Pfizer to make its patented medicines available to low-income countries

Pfizer to make its patented medicines available to low-income countries

Pfizer Inc will be able to make all of its patented medicines including COVID 19 treatment Paxlovid and big-selling breast cancer drug Ibrance available at a not-for profit price to 45 of the world's poorest countries, the drugmaker said on Wednesday.

These countries don't have access to innovative treatments. It can take four to seven years for new treatments to become available in low-income countries if they become available at all, according to the Bill Melinda Gates Foundation.

Pfizer said it plans includes 23 wholly-owned, patented medicines and vaccines that treat infectious diseases, certain cancers, and rare and inflammatory diseases.

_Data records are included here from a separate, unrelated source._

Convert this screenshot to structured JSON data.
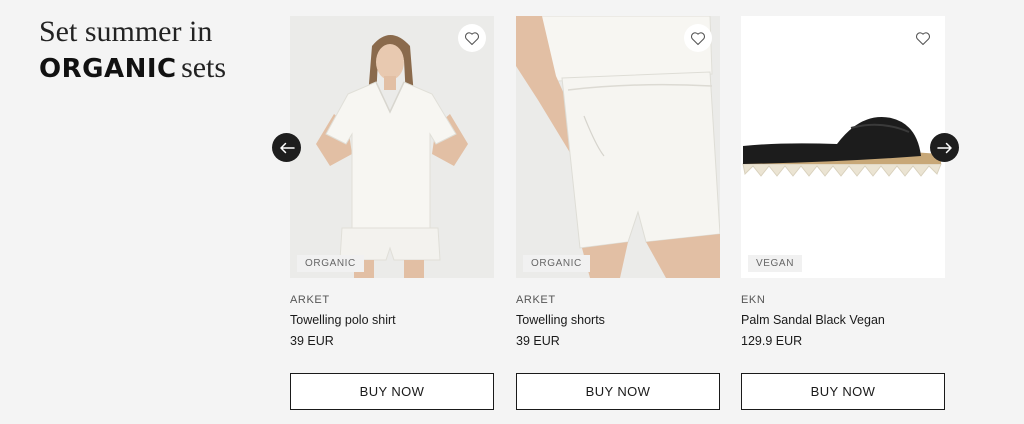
{
  "headline": {
    "line1": "Set summer in",
    "emphasis": "ORGANIC",
    "suffix": "sets"
  },
  "carousel": {
    "prev_icon": "arrow-left-icon",
    "next_icon": "arrow-right-icon"
  },
  "products": [
    {
      "tag": "ORGANIC",
      "brand": "ARKET",
      "name": "Towelling polo shirt",
      "price": "39 EUR",
      "cta": "BUY NOW"
    },
    {
      "tag": "ORGANIC",
      "brand": "ARKET",
      "name": "Towelling shorts",
      "price": "39 EUR",
      "cta": "BUY NOW"
    },
    {
      "tag": "VEGAN",
      "brand": "EKN",
      "name": "Palm Sandal Black Vegan",
      "price": "129.9 EUR",
      "cta": "BUY NOW"
    }
  ],
  "colors": {
    "background": "#f4f4f4",
    "text": "#1a1a1a",
    "arrow": "#1e1e1e"
  }
}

In addition to Paxlovid and Ibrance, the list includes pneumonia vaccine Prevnar 13, rheumatoid arthritis drug Xeljanz and cancer treatments Xalkori and Inlyta.

The COVID 19 vaccine Comirnaty developed with BioNTech SE was also on the list. Chief Executive Albert Bourla said in an interview that all medicines being made available should be of use.

He said that the antiviral paxlovid is going to be a big deal for them - if they need it, they can get it immediately, he said. It said that when Pfizer launches new medicines and vaccines, they will also be included in the drug portfolio at a not-for profit price.

Pfizer says that the 27 low-income countries and 18 lower-income countries are included in an Accord for a Healthier World, which covers most of Africa and much of Southeast Asia. Five countries - Rwanda, Ghana, Malawi, Senegal and Uganda - have already committed to joining the accord, which was announced at the World Economic Forum in Davos.

Malawi President Lazarus Chakwera said in a statement that the accord will allow the countries and the drugmaker to share the burden of costs and tasks in the production and delivery of supplies that will save millions of lives. Pfizer was criticized for how it rolled out its COVID 19 vaccine, with some poorer countries waiting for months after the earliest doses arrived in wealthier countries.

Bourla said that the new accord was informed by the difficulties of the roll out, especially the lack of health infrastructure in some countries that made distributing the vaccine difficult.

Instead of washing our hands and saying, I gave you the product, do whatever you want to do, we're saying, 'We'll give you the products and we'll sit with you to see how we can help organize a system that can use them,'' said Bourla.